Records from a dataset:

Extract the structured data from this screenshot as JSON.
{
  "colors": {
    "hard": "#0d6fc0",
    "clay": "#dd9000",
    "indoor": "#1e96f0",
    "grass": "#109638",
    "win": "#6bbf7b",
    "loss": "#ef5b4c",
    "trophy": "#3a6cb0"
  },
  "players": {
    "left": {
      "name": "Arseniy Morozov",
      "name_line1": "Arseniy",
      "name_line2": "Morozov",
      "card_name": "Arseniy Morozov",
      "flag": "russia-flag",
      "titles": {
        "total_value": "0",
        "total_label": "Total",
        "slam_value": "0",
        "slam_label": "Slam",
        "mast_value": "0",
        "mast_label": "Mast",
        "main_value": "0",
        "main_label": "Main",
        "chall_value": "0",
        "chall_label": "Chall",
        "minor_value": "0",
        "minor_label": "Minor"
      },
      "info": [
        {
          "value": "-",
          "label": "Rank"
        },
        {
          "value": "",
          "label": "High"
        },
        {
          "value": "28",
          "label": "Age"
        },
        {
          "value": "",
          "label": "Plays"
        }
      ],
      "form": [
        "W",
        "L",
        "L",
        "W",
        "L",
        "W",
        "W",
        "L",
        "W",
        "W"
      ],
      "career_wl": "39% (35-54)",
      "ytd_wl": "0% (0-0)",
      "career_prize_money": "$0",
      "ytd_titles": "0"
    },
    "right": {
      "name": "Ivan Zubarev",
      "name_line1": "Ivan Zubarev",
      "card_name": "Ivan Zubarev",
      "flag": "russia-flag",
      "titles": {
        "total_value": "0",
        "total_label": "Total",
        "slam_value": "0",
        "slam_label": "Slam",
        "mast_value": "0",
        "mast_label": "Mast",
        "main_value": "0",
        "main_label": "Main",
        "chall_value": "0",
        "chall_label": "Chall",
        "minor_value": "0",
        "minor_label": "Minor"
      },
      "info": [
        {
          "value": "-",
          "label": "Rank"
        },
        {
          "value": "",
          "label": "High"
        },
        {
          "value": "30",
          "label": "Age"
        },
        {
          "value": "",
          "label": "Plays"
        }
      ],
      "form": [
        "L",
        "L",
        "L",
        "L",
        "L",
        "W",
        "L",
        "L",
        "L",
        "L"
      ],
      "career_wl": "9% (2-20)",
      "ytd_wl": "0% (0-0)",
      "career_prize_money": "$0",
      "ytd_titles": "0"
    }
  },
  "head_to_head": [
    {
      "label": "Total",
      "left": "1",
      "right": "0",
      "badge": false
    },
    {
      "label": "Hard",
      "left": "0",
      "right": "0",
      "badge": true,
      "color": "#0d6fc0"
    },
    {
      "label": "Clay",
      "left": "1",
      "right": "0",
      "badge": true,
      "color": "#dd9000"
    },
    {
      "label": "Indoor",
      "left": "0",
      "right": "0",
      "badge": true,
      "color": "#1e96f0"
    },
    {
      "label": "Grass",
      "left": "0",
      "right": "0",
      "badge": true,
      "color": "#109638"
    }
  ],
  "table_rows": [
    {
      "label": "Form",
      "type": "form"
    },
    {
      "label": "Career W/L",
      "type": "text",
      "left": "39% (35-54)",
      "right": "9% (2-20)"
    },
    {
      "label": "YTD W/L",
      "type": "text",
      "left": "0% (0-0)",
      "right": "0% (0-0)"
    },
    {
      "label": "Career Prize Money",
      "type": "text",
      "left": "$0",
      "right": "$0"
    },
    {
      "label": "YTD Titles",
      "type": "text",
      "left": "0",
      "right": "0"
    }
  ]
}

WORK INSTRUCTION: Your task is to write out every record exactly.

REPLY TO THE TASK:
Extract the structured data from this screenshot as JSON.
{
  "colors": {
    "hard": "#0d6fc0",
    "clay": "#dd9000",
    "indoor": "#1e96f0",
    "grass": "#109638",
    "win": "#6bbf7b",
    "loss": "#ef5b4c",
    "trophy": "#3a6cb0"
  },
  "players": {
    "left": {
      "name": "Arseniy Morozov",
      "name_line1": "Arseniy",
      "name_line2": "Morozov",
      "card_name": "Arseniy Morozov",
      "flag": "russia-flag",
      "titles": {
        "total_value": "0",
        "total_label": "Total",
        "slam_value": "0",
        "slam_label": "Slam",
        "mast_value": "0",
        "mast_label": "Mast",
        "main_value": "0",
        "main_label": "Main",
        "chall_value": "0",
        "chall_label": "Chall",
        "minor_value": "0",
        "minor_label": "Minor"
      },
      "info": [
        {
          "value": "-",
          "label": "Rank"
        },
        {
          "value": "",
          "label": "High"
        },
        {
          "value": "28",
          "label": "Age"
        },
        {
          "value": "",
          "label": "Plays"
        }
      ],
      "form": [
        "W",
        "L",
        "L",
        "W",
        "L",
        "W",
        "W",
        "L",
        "W",
        "W"
      ],
      "career_wl": "39% (35-54)",
      "ytd_wl": "0% (0-0)",
      "career_prize_money": "$0",
      "ytd_titles": "0"
    },
    "right": {
      "name": "Ivan Zubarev",
      "name_line1": "Ivan Zubarev",
      "card_name": "Ivan Zubarev",
      "flag": "russia-flag",
      "titles": {
        "total_value": "0",
        "total_label": "Total",
        "slam_value": "0",
        "slam_label": "Slam",
        "mast_value": "0",
        "mast_label": "Mast",
        "main_value": "0",
        "main_label": "Main",
        "chall_value": "0",
        "chall_label": "Chall",
        "minor_value": "0",
        "minor_label": "Minor"
      },
      "info": [
        {
          "value": "-",
          "label": "Rank"
        },
        {
          "value": "",
          "label": "High"
        },
        {
          "value": "30",
          "label": "Age"
        },
        {
          "value": "",
          "label": "Plays"
        }
      ],
      "form": [
        "L",
        "L",
        "L",
        "L",
        "L",
        "W",
        "L",
        "L",
        "L",
        "L"
      ],
      "career_wl": "9% (2-20)",
      "ytd_wl": "0% (0-0)",
      "career_prize_money": "$0",
      "ytd_titles": "0"
    }
  },
  "head_to_head": [
    {
      "label": "Total",
      "left": "1",
      "right": "0",
      "badge": false
    },
    {
      "label": "Hard",
      "left": "0",
      "right": "0",
      "badge": true,
      "color": "#0d6fc0"
    },
    {
      "label": "Clay",
      "left": "1",
      "right": "0",
      "badge": true,
      "color": "#dd9000"
    },
    {
      "label": "Indoor",
      "left": "0",
      "right": "0",
      "badge": true,
      "color": "#1e96f0"
    },
    {
      "label": "Grass",
      "left": "0",
      "right": "0",
      "badge": true,
      "color": "#109638"
    }
  ],
  "table_rows": [
    {
      "label": "Form",
      "type": "form"
    },
    {
      "label": "Career W/L",
      "type": "text",
      "left": "39% (35-54)",
      "right": "9% (2-20)"
    },
    {
      "label": "YTD W/L",
      "type": "text",
      "left": "0% (0-0)",
      "right": "0% (0-0)"
    },
    {
      "label": "Career Prize Money",
      "type": "text",
      "left": "$0",
      "right": "$0"
    },
    {
      "label": "YTD Titles",
      "type": "text",
      "left": "0",
      "right": "0"
    }
  ]
}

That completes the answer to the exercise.